Essays in Experimental Economics & Industrial Organisation
Chapter 2, titled “First-order stochastic dominance, framing effects & risk preferences”, experimentally investigates whether decision-makers’ violations of the first-order stochastic dominance (FSD) criterion of rational choice, as documented in previous studies, are correlated with their risk preferences. As argued in the literature, FSD violations require framing effects to affect an individual’s decisions: the frame of the lotteries in an individual’s choice set must prevent the individual from the “inferiority” of choosing stochastically dominated lotteries. This chapter moves a step ahead by investigating whether (consistent or erratic) risk-averse or risk-seeking attitudes towards uncertainty make individuals more or less receptive to the framing effects which can induce FSD violations. Our main finding is that consistent (and, to a minor extent, “erratic”) risk-seeking individuals are statistically significantly more prone to violate the FSD criterion in their choices than individuals exhibiting different risk attitudes (i.e., consistent risk-averse and systematically inconsistent risk taking individuals). We finally control for the role of the framing effects in our results. Consistently with the previous literature, we find that the framing effects play a crucial role. As we re-frame lotteries in such a way to make the FSD superior prospects more easily distinguishable, any participants hardly violates the FSD criterion, irrespective of their risk preferences, gender and exerted cognitive abilities.

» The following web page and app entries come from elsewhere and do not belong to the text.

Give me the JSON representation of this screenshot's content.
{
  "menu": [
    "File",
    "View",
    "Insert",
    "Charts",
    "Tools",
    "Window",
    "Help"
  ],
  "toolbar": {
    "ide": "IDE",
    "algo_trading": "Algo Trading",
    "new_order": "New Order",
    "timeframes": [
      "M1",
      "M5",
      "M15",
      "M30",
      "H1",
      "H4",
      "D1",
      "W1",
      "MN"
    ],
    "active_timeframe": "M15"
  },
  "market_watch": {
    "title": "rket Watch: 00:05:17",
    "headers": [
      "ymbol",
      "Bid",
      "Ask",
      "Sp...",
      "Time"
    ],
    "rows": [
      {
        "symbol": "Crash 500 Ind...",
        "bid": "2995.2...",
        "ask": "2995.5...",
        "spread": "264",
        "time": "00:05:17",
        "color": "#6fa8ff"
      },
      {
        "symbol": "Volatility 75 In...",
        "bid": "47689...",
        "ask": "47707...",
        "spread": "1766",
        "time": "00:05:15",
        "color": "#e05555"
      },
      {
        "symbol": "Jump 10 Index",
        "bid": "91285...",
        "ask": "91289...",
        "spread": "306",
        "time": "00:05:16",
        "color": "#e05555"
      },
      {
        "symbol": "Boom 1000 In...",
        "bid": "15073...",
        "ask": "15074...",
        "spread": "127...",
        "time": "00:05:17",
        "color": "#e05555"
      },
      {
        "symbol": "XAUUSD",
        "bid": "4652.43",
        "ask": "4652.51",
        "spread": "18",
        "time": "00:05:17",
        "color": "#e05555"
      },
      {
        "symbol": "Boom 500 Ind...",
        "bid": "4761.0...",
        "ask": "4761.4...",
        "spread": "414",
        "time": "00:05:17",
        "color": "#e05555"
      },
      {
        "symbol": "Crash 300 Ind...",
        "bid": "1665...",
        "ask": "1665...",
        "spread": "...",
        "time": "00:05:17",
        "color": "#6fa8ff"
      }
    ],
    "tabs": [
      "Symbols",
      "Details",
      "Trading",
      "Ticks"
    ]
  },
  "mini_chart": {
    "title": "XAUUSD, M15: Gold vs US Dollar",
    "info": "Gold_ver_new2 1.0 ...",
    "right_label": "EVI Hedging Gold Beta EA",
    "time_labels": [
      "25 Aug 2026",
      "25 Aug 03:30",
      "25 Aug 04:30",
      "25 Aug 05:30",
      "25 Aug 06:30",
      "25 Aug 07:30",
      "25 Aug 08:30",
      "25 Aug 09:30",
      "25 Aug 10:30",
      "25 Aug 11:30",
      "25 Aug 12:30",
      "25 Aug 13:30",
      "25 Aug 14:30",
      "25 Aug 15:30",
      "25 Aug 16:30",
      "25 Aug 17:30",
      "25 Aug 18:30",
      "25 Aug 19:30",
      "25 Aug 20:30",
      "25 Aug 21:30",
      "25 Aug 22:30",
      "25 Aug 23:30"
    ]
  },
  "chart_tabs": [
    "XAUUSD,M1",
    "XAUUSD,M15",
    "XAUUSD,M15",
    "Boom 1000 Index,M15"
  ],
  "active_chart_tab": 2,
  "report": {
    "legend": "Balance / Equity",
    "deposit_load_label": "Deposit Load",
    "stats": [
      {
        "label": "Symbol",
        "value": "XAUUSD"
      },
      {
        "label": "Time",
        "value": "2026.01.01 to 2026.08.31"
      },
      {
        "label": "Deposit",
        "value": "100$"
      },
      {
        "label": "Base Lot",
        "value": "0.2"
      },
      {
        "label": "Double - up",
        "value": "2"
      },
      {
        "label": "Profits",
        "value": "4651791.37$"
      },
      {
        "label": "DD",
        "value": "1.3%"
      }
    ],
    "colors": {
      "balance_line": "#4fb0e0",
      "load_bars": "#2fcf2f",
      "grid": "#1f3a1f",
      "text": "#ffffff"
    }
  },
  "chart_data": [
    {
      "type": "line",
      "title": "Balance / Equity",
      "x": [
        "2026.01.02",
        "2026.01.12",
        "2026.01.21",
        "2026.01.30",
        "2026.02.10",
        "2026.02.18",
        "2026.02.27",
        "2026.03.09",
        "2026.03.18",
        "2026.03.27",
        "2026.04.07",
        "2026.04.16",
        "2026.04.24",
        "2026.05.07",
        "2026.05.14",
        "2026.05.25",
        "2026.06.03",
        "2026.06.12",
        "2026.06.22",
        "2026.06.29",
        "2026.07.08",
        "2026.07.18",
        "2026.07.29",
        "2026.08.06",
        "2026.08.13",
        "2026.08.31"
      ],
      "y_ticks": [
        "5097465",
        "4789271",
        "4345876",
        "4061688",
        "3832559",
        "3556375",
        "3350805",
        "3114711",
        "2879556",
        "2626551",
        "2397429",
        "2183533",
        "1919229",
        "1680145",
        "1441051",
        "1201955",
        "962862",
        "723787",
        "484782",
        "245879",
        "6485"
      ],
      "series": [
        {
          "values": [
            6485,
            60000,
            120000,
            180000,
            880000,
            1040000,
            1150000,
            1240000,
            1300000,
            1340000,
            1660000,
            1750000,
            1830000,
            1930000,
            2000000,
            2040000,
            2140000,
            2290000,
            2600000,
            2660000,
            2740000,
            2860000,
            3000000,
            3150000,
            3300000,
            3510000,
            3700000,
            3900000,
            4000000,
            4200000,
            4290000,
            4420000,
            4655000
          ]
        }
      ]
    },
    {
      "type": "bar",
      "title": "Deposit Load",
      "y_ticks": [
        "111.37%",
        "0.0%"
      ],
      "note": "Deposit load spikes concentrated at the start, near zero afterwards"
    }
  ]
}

Chapter 3 and 4 consider a durable monopolist’s optimal timing for a new product with a finite economic life. The production technology can evolve within the product life and offer the product at lower unit production costs in later stages. The focus of both chapters is to contrast the first-best socially optimal timing with which the product will be served to different types of consumers, with the profit-maximising market strategy of the monopolist, the latter being negatively affected by asymmetric information on the consumer types.
In Chapter 3, titled “Strategic delay of product introductions in full commitment regime”, we assume that the monopolist can perfectly commit to inter-temporal price offers for the product announced at the outset. More specifically, the monopolist can commit not to make any additional price offer in the future. Given that future production cost savings are sufficiently high, the monopolist may optimally resort to intertemporal price discrimination by “over-delaying” (relative to the first-best solution) the consumption of the low-type consumers. Applications of this result are discussed in relation to the introduction of differentiated (in cost) versions of high-tech products (e.g., generations of mobile phones with finite expected economic life). On the contrary, monopolistic overdelay of the consumption of high-type consumers can never occur under full commitment.
In Chapter 4, titled “Strategic delay of product introductions in non-commitment regime”, we assume that the monopolist cannot commit not to make future price offers after having made an initial announcement of intertemporal prices. The inability to commit generates a standard Coase durable monopolist problem. We show that, in our setting, when the future production cost saving is sufficiently (but not too much) high, the monopoly equilibrium can exhibit two distortions: the consumption of the high-type consumers is over-delayed relative to the first best, and the low-types consumers stop participating to the market, whilst the social planner would serve them at the late stage of the product life in the first-best solution.
Supervisor(s)Subir Bose; Jacob Seifert; Piercarlo Zanchettin
Date of award2022-12-13
Author affiliationSchool of Business
Awarding institutionUniversity of Leicester